After decades of wandering in the scientific wilderness, cold fusion may be returning to the land of the acceptable.
It’s been more than 20 years since esteemed researchers Stanley Pons and Martin Fleischmann electrified the world with news that they’d observed low-energy nuclear reactions, or LENR, at the atomic level that generated excess heat, holding out the promise of “cold fusion” that did not require the blast furnace of nuclear fission as part of the energy-creating process.
Cold fusion is, conceivably, a third type of nuclear reaction (after fission and so-called hot fusion) that somehow occurs at relatively low temperatures. When Pons and Fleischmann, two of the world’s leading electrochemists at the time, reported in 1989 that their tabletop, experimental apparatus had produced anomalous heat that could only be explained by some sort of a nuclear process, the race to define or explain cold fusion began. Pons and Flesichmann also reported that they’d observed small amounts of nuclear reaction byproducts.
However, because the Pons-Fleischmann results couldn’t be repeated consistently–and since it was also discovered that they had not, in fact, observed any nuclear reaction byproducts–cold fusion has largely been rejected, and Pons and Fleischmann discredited, by the mainstream scientific community.

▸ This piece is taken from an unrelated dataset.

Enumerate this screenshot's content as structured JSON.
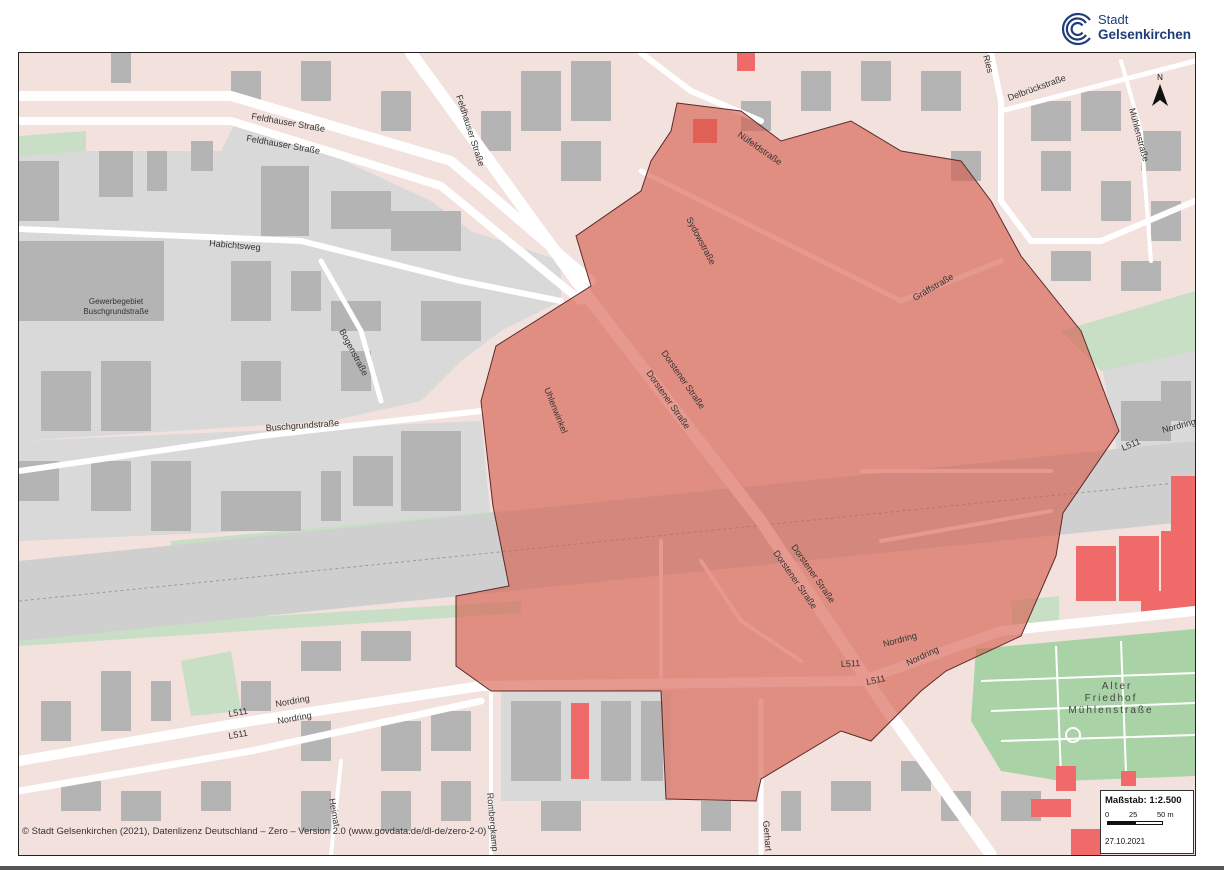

While there have been sporadic reports of LENR findings of “excess heat”–basically, that “something happened” that defies explanation–there is still no generally accepted theoretical model of cold fusion.